It was possessive, that kiss. A Scottish laird of old might have kissed his won bride like this, and Elliot was not so many generations removed from those lairds of old.
He raised his head after the kiss and looked down at her, his hands firm on her arms, gray eyes filled with triumph. And Juliana was married.
Several hours later, during the wedding feast at the St. John town house—Gemma seeing no reason to let all the preparation go to waste—Juliana escaped the laughter-filled public rooms and the scrutiny of her friends with the excuse of having to use the necessary.
She breathed a sigh of relief when she stepped into an empty back hall. She was glad people were enjoying the banquet she and Gemma had meticulously organized, but the congratulations and the questions had begun to weigh on her. What she’d done would be a nine days’ wonder, and the first day of it was already wearying.
A strong hand landed on her shoulder, and Juliana bit back a startled cry. Elliot put his finger to his lips, leaned down, and kissed her cheek.
“Time to go,” he said.

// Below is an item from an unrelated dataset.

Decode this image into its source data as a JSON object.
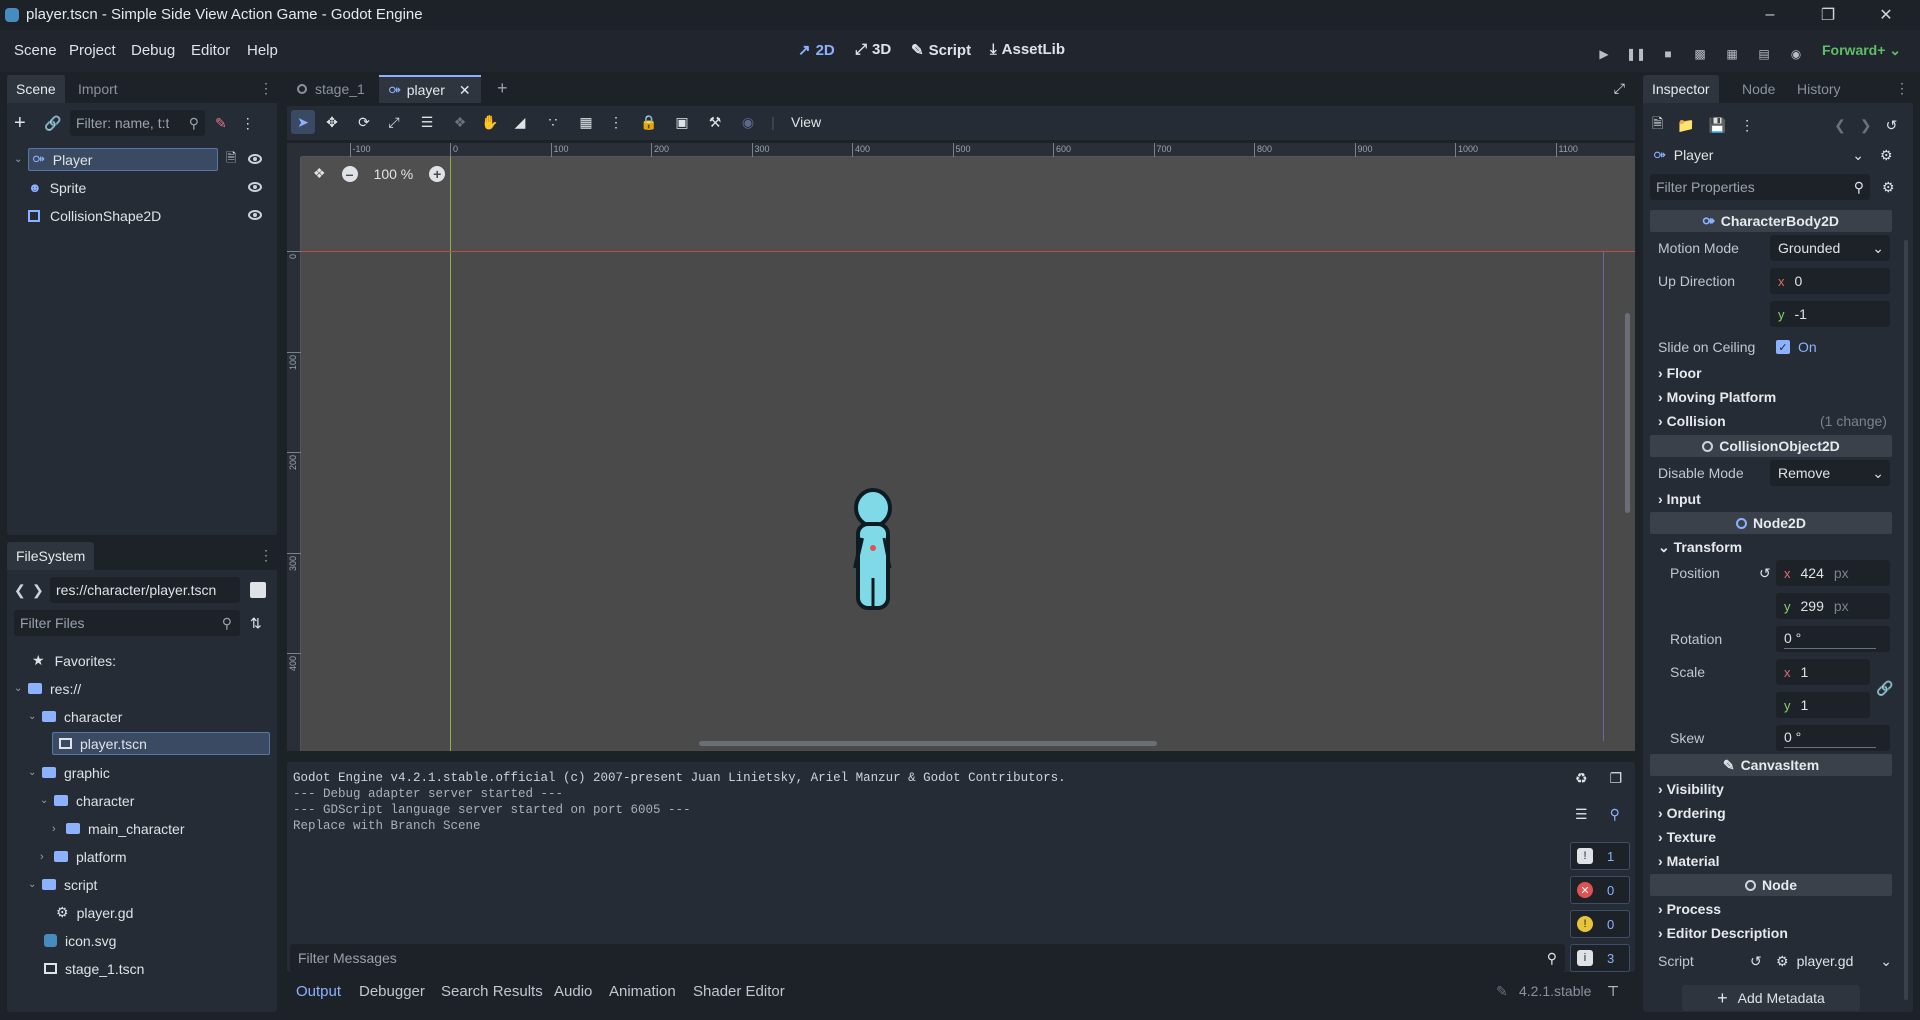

She wanted to—restlessness gripped her like a fever—but Juliana mouthed the correct words. “That would be a bit rude, would it not? My stepmother has gone to all this trouble.”

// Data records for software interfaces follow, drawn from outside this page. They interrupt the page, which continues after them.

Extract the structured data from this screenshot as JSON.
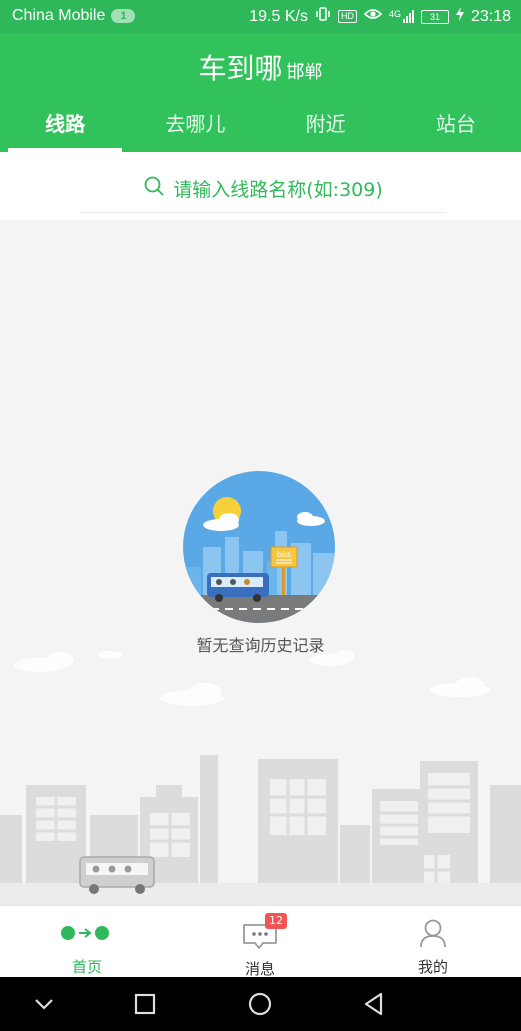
{
  "status_bar": {
    "carrier": "China Mobile",
    "sim_badge": "1",
    "net_speed": "19.5 K/s",
    "hd_label": "HD",
    "net_type": "4G",
    "battery": "31",
    "time": "23:18"
  },
  "header": {
    "app_title": "车到哪",
    "city": "邯郸"
  },
  "tabs": [
    {
      "label": "线路",
      "active": true
    },
    {
      "label": "去哪儿",
      "active": false
    },
    {
      "label": "附近",
      "active": false
    },
    {
      "label": "站台",
      "active": false
    }
  ],
  "search": {
    "placeholder": "请输入线路名称(如:309)"
  },
  "empty_state": {
    "message": "暂无查询历史记录",
    "sign_text": "bus"
  },
  "bottom_nav": {
    "items": [
      {
        "label": "首页",
        "icon": "route-dots-icon",
        "active": true
      },
      {
        "label": "消息",
        "icon": "message-icon",
        "badge": "12",
        "active": false
      },
      {
        "label": "我的",
        "icon": "user-icon",
        "active": false
      }
    ]
  },
  "colors": {
    "primary_green": "#31c25c",
    "badge_red": "#f05454"
  }
}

Elliot ran his hand down her arm to lace his fingers with hers. “Do you want to go home, Juliana?”
Juliana closed her eyes, breathing in his warmth. “Yes.”
“Then we go.”
Without waiting for further argument, Elliot led her down the servants’ staircase and through the kitchen to the back door, where an Indian man in white clothes and turban waited with Juliana’s summer coat and two valises. The Indian man helped Juliana into her wraps without a word and just as silently opened the door and ushered them out of the house.
The ride to Juliana’s new home took a long time. They boarded a train that chugged slowly north and west, into the heart of the Highlands. In a private compartment, the wife of Elliot’s Indian servant helped Juliana change from her wedding gown into a traveling dress. Her valise proved to have been packed with sensible traveling clothes—Ainsley and Gemma looking after her to the end.
As they traveled, the day’s remaining clouds broke into tatters before a strong wind, the sun emerging to bathe the world in warmth and glittering raindrops. High summer was coming on, which meant, this far north, the sun would linger well into night.
At Stirling, they took another train toward the coast, heading north of Dundee toward Aberdeen, where they boarded yet another train on a smaller line. They finally disembarked at a tiny station in a village called Highforth, thirty miles north of Aberdeen, tucked between mountains and the sea. The late afternoon sun silhouetted hills to the west and reflected on the stretch of sea to the east and north.
The station was nothing but a small building on the side of the track, the platform so short that passengers had to disembark one train car at a time. Elliot and his party were the only ones who descended, in any case.
Elliot went in search of the stationmaster, leaving his manservant and manservant’s family clustered around Juliana like colorful butterflies. A highland wind blew across the empty platform, swirling the colorful silks of the Indian women’s clothing, the creamy brown skirts of Juliana’s traveling frock, and the bright blue and green plaid of Elliot’s kilt.
The manservant, Juliana had learned during the journey, was called Mahindar, and he had brought with him from India his wife, Channan, mother, sister-in-law, and a small child who seemed to belong to the sister-in-law.
Mahindar’s mother calmly tucked a fold of her silk head scarf around her neck, looking neither left nor right as they waited for Elliot. Mahindar’s wife, Channan, plump and cylindrical, her shape emphasized by the narrow skirt and silks that wrapped her body, looked around with more interest. Channan’s younger sister—her half sister, if Juliana understood aright—held the little girl’s hand and shrank into Channan’s side.